Exercise details: In the records below, find each line with "trai" and copy it.

Collection entries:
•••••

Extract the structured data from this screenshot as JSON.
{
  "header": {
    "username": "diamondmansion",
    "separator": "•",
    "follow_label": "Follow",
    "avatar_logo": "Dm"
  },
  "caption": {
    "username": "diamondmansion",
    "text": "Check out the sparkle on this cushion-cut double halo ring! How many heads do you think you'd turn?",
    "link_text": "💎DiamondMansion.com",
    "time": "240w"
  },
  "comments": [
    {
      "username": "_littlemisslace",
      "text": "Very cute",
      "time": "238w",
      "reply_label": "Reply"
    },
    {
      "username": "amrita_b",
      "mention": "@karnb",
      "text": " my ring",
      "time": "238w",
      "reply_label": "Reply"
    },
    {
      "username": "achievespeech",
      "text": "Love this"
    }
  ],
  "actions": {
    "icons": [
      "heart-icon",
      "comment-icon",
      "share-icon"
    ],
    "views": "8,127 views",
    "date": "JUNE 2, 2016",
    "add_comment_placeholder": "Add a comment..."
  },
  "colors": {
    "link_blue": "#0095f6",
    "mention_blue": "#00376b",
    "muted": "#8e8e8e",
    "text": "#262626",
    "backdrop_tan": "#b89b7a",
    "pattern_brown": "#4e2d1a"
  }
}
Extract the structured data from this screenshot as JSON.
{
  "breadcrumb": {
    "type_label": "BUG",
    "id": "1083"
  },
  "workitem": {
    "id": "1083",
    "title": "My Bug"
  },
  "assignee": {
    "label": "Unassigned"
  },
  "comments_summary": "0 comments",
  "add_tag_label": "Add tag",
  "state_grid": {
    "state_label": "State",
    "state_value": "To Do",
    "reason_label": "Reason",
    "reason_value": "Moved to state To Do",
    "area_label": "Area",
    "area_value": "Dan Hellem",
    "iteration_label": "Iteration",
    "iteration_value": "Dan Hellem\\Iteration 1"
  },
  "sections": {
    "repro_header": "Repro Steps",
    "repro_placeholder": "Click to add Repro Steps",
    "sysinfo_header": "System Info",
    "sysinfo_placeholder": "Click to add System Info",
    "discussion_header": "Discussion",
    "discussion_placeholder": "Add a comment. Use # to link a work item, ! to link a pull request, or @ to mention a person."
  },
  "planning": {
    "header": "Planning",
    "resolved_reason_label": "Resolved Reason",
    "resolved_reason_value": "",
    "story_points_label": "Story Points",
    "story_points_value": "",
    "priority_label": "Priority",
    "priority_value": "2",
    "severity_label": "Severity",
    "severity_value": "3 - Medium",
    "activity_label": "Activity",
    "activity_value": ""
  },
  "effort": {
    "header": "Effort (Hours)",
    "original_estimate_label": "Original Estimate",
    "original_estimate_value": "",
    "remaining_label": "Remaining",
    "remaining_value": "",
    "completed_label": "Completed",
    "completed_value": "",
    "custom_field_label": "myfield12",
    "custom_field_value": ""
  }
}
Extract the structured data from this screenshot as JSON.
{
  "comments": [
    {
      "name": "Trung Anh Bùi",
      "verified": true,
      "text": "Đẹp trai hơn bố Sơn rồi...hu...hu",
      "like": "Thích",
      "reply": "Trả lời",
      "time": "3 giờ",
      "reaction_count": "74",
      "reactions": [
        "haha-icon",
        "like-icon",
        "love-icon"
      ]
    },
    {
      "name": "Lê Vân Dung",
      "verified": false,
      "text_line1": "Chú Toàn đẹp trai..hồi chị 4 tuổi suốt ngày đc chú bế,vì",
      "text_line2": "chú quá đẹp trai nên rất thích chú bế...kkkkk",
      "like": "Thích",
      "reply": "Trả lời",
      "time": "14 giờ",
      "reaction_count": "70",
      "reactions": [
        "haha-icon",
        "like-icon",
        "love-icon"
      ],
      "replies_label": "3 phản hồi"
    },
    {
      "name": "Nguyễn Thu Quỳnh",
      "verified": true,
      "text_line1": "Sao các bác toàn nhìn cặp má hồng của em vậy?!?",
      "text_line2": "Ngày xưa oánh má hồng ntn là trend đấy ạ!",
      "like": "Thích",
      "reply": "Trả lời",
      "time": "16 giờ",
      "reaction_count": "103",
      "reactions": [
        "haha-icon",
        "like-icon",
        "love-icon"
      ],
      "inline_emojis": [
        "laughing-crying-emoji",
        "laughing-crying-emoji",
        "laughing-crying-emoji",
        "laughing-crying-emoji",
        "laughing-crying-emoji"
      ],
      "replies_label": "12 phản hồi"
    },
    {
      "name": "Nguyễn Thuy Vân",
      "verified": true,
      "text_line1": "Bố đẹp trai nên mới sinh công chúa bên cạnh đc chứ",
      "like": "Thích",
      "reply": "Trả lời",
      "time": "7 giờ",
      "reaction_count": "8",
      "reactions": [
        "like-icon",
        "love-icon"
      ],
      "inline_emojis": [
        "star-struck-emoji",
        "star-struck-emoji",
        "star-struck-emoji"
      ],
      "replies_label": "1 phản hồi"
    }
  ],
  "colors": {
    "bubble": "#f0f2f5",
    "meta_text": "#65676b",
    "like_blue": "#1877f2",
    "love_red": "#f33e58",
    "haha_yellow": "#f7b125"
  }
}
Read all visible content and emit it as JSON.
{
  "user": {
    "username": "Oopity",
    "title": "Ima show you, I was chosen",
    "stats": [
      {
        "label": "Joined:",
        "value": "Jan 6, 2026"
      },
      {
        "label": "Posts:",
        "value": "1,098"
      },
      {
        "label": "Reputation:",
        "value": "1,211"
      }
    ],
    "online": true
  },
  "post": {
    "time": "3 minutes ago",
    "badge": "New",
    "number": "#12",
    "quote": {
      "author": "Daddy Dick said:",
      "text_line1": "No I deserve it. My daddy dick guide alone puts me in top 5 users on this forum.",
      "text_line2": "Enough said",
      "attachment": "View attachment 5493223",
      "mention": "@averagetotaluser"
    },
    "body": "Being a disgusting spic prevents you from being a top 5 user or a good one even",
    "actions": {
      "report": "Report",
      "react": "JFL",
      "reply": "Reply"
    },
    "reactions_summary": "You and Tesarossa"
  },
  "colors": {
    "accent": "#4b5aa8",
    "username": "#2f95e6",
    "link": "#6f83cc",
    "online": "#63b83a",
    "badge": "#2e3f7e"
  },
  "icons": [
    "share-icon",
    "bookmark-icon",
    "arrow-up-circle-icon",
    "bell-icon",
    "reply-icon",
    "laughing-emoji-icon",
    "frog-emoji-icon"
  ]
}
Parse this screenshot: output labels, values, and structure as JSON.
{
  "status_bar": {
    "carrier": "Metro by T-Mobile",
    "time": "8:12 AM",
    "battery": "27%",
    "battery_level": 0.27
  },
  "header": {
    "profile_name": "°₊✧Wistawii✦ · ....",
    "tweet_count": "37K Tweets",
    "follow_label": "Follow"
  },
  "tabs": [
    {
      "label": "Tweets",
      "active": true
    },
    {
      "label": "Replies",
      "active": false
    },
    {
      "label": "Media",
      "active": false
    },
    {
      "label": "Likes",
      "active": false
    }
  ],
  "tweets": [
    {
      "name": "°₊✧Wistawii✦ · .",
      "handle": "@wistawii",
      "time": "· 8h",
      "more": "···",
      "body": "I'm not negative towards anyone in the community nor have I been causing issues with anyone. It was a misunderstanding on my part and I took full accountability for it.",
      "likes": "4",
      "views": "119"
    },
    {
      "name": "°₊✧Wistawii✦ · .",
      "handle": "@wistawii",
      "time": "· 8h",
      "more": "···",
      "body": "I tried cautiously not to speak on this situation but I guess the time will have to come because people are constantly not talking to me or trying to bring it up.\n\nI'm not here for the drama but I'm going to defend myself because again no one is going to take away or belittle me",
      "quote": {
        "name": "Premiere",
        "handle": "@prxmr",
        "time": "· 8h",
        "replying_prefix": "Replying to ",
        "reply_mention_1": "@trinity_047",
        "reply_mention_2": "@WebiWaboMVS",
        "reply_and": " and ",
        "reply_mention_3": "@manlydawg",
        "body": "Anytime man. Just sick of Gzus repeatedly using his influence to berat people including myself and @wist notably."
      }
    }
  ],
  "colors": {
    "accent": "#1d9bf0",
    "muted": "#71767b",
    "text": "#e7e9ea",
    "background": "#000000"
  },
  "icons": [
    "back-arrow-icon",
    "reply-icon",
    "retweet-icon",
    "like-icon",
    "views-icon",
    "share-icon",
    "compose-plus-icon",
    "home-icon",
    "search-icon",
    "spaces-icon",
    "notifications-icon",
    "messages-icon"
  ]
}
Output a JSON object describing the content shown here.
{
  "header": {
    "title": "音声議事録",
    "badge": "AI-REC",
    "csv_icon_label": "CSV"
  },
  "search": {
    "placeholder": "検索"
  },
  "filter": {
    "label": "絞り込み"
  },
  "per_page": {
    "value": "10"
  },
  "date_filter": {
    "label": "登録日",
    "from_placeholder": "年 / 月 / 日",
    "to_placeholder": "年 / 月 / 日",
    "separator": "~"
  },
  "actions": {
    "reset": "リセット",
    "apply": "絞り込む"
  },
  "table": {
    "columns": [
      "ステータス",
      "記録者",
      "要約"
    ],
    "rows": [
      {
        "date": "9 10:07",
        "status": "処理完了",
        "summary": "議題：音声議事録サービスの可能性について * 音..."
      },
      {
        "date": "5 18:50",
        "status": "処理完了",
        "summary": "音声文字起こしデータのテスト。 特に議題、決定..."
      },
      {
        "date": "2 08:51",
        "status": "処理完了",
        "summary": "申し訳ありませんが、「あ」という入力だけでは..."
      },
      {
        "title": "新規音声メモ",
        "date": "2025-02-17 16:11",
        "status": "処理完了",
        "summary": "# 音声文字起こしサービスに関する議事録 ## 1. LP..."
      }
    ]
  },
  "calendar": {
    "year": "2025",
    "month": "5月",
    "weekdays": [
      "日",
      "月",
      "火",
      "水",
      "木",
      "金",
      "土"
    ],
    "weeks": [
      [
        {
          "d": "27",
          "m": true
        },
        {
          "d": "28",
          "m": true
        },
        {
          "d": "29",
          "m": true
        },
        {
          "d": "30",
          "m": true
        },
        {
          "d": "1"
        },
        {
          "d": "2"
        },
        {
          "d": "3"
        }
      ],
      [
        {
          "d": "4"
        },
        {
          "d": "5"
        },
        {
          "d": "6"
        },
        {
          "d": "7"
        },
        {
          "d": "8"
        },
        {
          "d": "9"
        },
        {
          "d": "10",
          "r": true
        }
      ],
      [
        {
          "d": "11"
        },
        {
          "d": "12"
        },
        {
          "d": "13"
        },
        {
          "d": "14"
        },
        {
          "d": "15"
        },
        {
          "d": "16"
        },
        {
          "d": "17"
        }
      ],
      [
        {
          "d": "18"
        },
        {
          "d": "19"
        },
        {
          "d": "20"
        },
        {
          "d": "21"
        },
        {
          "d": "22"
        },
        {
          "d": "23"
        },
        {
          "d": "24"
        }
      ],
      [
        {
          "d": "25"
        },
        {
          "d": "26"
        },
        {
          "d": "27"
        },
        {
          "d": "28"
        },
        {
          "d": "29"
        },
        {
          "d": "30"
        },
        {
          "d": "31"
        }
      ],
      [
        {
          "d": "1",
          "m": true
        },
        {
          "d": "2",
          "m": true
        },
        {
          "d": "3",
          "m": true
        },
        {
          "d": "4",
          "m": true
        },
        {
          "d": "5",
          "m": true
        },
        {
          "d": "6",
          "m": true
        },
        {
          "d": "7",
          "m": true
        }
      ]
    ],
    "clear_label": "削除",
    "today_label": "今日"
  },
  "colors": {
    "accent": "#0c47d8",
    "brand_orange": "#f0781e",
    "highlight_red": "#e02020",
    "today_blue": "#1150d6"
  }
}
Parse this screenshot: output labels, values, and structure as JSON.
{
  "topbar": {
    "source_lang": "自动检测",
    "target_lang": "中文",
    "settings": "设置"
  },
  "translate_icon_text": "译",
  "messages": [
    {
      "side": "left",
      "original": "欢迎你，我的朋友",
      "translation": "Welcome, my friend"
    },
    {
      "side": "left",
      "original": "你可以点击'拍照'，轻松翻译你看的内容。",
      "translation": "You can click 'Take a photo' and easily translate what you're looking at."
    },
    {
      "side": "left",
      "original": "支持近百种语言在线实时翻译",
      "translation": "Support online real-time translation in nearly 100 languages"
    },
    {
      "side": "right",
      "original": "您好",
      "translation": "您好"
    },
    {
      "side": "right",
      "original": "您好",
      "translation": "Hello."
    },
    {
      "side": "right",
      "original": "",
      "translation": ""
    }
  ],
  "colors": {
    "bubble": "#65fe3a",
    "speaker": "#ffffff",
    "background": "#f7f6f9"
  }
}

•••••

Response to the task:
      "text": "Đẹp trai hơn bố Sơn rồi...hu...hu",
      "text_line1": "Chú Toàn đẹp trai..hồi chị 4 tuổi suốt ngày đc chú bế,vì",
      "text_line2": "chú quá đẹp trai nên rất thích chú bế...kkkkk",
      "text_line1": "Bố đẹp trai nên mới sinh công chúa bên cạnh đc chứ",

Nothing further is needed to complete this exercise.